### What the task asks
Using the records below, locate all lines containing "Toutes" and return them.

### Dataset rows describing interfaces
○ ○ ○ ○ ○

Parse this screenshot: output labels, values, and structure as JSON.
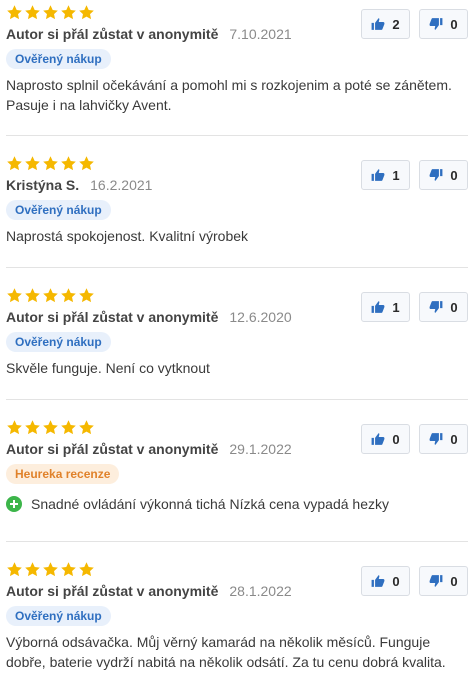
{
  "colors": {
    "star": "#f5b800",
    "thumb": "#2f6fc0",
    "verified_bg": "#e8f0fb",
    "heureka_bg": "#fdeedd",
    "pro": "#3cb54a"
  },
  "reviews": [
    {
      "stars": 5,
      "author": "Autor si přál zůstat v anonymitě",
      "date": "7.10.2021",
      "badge": "Ověřený nákup",
      "text": "Naprosto splnil očekávání a pomohl mi s rozkojenim a poté se zánětem. Pasuje i na lahvičky Avent.",
      "likes": "2",
      "dislikes": "0"
    },
    {
      "stars": 5,
      "author": "Kristýna S.",
      "date": "16.2.2021",
      "badge": "Ověřený nákup",
      "text": "Naprostá spokojenost. Kvalitní výrobek",
      "likes": "1",
      "dislikes": "0"
    },
    {
      "stars": 5,
      "author": "Autor si přál zůstat v anonymitě",
      "date": "12.6.2020",
      "badge": "Ověřený nákup",
      "text": "Skvěle funguje. Není co vytknout",
      "likes": "1",
      "dislikes": "0"
    },
    {
      "stars": 5,
      "author": "Autor si přál zůstat v anonymitě",
      "date": "29.1.2022",
      "badge": "Heureka recenze",
      "pro": "Snadné ovládání výkonná tichá Nízká cena vypadá hezky",
      "likes": "0",
      "dislikes": "0"
    },
    {
      "stars": 5,
      "author": "Autor si přál zůstat v anonymitě",
      "date": "28.1.2022",
      "badge": "Ověřený nákup",
      "text": "Výborná odsávačka. Můj věrný kamarád na několik měsíců. Funguje dobře, baterie vydrží nabitá na několik odsátí. Za tu cenu dobrá kvalita.",
      "likes": "0",
      "dislikes": "0"
    }
  ]
}
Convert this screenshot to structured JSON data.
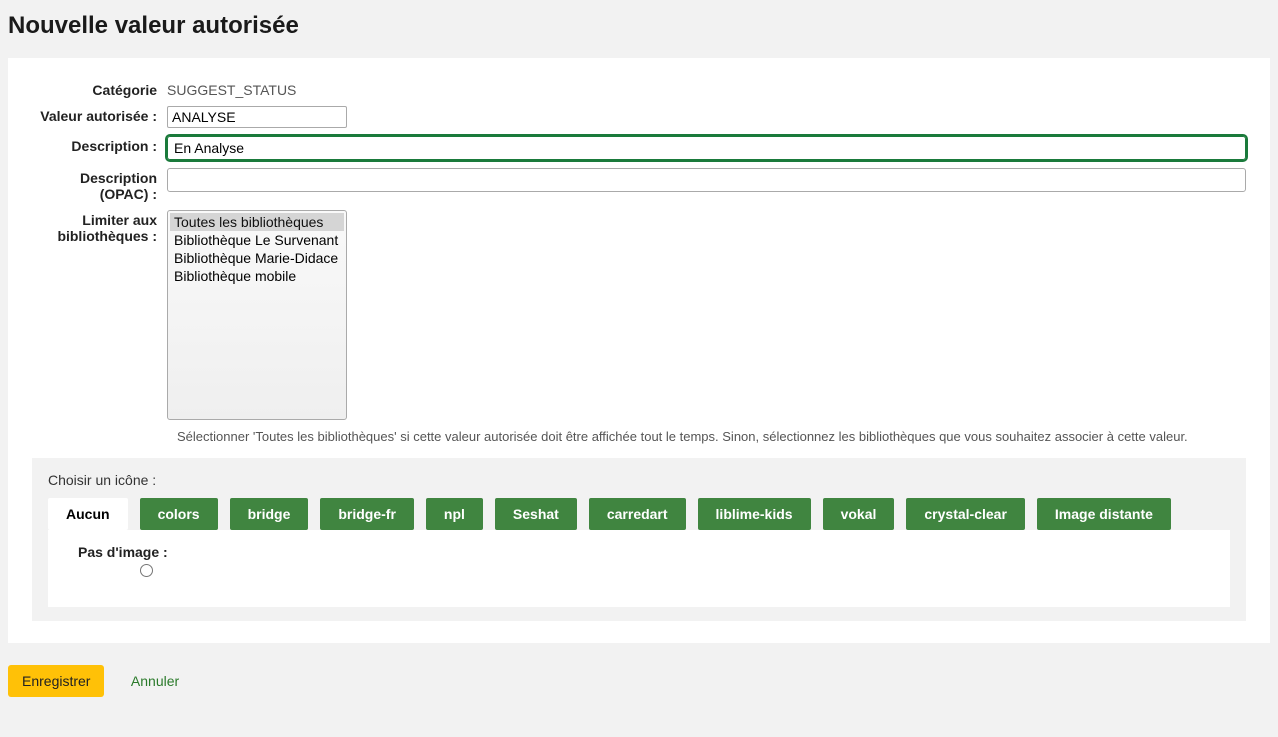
{
  "title": "Nouvelle valeur autorisée",
  "form": {
    "category_label": "Catégorie",
    "category_value": "SUGGEST_STATUS",
    "authval_label": "Valeur autorisée :",
    "authval_value": "ANALYSE",
    "description_label": "Description :",
    "description_value": "En Analyse",
    "description_opac_label": "Description (OPAC) :",
    "description_opac_value": "",
    "limit_libs_label": "Limiter aux bibliothèques :",
    "libs": [
      "Toutes les bibliothèques",
      "Bibliothèque Le Survenant",
      "Bibliothèque Marie-Didace",
      "Bibliothèque mobile"
    ],
    "libs_help": "Sélectionner 'Toutes les bibliothèques' si cette valeur autorisée doit être affichée tout le temps. Sinon, sélectionnez les bibliothèques que vous souhaitez associer à cette valeur."
  },
  "icons": {
    "fieldset_label": "Choisir un icône :",
    "tabs": [
      "Aucun",
      "colors",
      "bridge",
      "bridge-fr",
      "npl",
      "Seshat",
      "carredart",
      "liblime-kids",
      "vokal",
      "crystal-clear",
      "Image distante"
    ],
    "active_tab": 0,
    "noimage_label": "Pas d'image :"
  },
  "actions": {
    "save": "Enregistrer",
    "cancel": "Annuler"
  }
}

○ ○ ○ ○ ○

### Reply
      "Toutes les bibliothèques",
    "libs_help": "Sélectionner 'Toutes les bibliothèques' si cette valeur autorisée doit être affichée tout le temps. Sinon, sélectionnez les bibliothèques que vous souhaitez associer à cette valeur."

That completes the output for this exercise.